*** EXERCISE DATA Section Begins ***
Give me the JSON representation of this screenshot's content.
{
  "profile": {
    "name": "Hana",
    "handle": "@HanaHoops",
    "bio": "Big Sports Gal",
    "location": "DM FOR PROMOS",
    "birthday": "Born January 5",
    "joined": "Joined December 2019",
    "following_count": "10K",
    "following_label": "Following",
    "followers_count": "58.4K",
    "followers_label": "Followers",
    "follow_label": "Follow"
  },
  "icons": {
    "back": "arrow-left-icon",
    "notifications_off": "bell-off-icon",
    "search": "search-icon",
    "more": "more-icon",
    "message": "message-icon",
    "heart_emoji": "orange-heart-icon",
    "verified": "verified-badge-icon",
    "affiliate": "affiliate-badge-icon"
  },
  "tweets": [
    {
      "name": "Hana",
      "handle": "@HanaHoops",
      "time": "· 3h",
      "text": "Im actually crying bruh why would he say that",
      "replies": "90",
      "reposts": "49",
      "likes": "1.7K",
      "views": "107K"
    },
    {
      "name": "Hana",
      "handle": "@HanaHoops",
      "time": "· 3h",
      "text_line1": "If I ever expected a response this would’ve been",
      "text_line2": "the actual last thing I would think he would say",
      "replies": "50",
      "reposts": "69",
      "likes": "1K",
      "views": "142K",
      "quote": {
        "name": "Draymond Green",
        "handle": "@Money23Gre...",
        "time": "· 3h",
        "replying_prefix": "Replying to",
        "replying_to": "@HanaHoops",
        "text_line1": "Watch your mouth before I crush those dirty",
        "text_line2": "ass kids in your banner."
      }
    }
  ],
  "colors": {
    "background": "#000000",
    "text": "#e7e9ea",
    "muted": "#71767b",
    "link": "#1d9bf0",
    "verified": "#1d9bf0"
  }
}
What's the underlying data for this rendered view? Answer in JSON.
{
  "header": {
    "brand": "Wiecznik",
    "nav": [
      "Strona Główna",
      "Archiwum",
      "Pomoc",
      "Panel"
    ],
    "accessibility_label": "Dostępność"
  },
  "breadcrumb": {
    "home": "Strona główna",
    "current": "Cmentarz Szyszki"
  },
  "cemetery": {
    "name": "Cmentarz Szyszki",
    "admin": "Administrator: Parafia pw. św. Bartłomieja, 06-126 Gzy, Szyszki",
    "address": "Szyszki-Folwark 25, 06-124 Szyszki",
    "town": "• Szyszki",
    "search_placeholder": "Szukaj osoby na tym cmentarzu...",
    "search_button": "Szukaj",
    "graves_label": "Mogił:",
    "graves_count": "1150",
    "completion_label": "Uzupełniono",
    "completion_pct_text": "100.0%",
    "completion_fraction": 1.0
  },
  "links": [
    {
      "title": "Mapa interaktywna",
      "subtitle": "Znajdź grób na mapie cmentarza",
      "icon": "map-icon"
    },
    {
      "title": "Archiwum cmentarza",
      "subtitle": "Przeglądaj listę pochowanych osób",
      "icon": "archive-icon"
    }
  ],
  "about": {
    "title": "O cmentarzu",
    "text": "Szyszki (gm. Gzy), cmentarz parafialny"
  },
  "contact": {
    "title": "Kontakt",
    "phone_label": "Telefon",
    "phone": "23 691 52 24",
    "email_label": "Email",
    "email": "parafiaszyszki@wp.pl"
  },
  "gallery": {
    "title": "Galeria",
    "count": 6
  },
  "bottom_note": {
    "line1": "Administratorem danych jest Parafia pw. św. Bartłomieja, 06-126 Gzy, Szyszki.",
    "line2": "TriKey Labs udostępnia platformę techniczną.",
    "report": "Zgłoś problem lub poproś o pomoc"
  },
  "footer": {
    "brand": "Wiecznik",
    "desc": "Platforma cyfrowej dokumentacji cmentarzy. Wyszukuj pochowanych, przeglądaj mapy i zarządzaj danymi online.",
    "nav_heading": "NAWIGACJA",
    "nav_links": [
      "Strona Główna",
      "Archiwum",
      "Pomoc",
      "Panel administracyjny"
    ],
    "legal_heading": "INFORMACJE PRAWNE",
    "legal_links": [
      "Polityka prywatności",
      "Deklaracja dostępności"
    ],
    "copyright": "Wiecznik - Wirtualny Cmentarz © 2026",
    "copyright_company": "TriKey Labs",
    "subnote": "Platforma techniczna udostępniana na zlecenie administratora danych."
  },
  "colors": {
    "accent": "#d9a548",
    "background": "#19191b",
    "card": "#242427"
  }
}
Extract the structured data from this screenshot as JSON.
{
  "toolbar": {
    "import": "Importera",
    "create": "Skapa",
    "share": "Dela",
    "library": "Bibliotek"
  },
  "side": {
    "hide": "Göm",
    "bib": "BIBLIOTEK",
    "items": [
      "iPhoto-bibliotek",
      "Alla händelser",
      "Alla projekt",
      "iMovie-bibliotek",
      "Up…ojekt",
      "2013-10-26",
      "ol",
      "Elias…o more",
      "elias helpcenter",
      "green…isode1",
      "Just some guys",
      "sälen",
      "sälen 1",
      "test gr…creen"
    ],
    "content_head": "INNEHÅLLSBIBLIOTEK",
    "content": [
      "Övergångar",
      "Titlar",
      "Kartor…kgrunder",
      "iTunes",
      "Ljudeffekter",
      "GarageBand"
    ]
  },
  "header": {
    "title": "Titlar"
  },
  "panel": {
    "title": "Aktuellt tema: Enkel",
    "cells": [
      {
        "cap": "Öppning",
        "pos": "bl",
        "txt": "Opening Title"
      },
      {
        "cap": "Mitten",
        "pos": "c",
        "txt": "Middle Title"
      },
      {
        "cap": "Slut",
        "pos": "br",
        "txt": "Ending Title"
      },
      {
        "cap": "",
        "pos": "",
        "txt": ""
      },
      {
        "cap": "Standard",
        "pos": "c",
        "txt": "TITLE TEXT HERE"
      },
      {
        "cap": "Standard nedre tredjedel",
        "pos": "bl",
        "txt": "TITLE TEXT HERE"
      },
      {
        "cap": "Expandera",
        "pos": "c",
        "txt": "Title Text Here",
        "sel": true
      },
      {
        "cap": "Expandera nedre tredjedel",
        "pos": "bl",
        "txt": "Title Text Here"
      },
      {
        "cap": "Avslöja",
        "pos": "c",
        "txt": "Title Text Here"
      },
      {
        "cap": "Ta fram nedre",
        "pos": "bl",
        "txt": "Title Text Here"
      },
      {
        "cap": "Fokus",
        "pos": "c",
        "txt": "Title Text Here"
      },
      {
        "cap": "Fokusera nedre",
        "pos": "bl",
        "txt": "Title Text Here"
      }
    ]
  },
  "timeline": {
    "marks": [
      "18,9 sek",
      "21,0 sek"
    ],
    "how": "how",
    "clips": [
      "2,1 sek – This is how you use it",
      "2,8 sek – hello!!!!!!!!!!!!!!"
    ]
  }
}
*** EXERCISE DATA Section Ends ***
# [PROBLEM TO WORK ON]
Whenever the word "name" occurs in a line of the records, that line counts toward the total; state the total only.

# [WRITTEN ANSWER]
5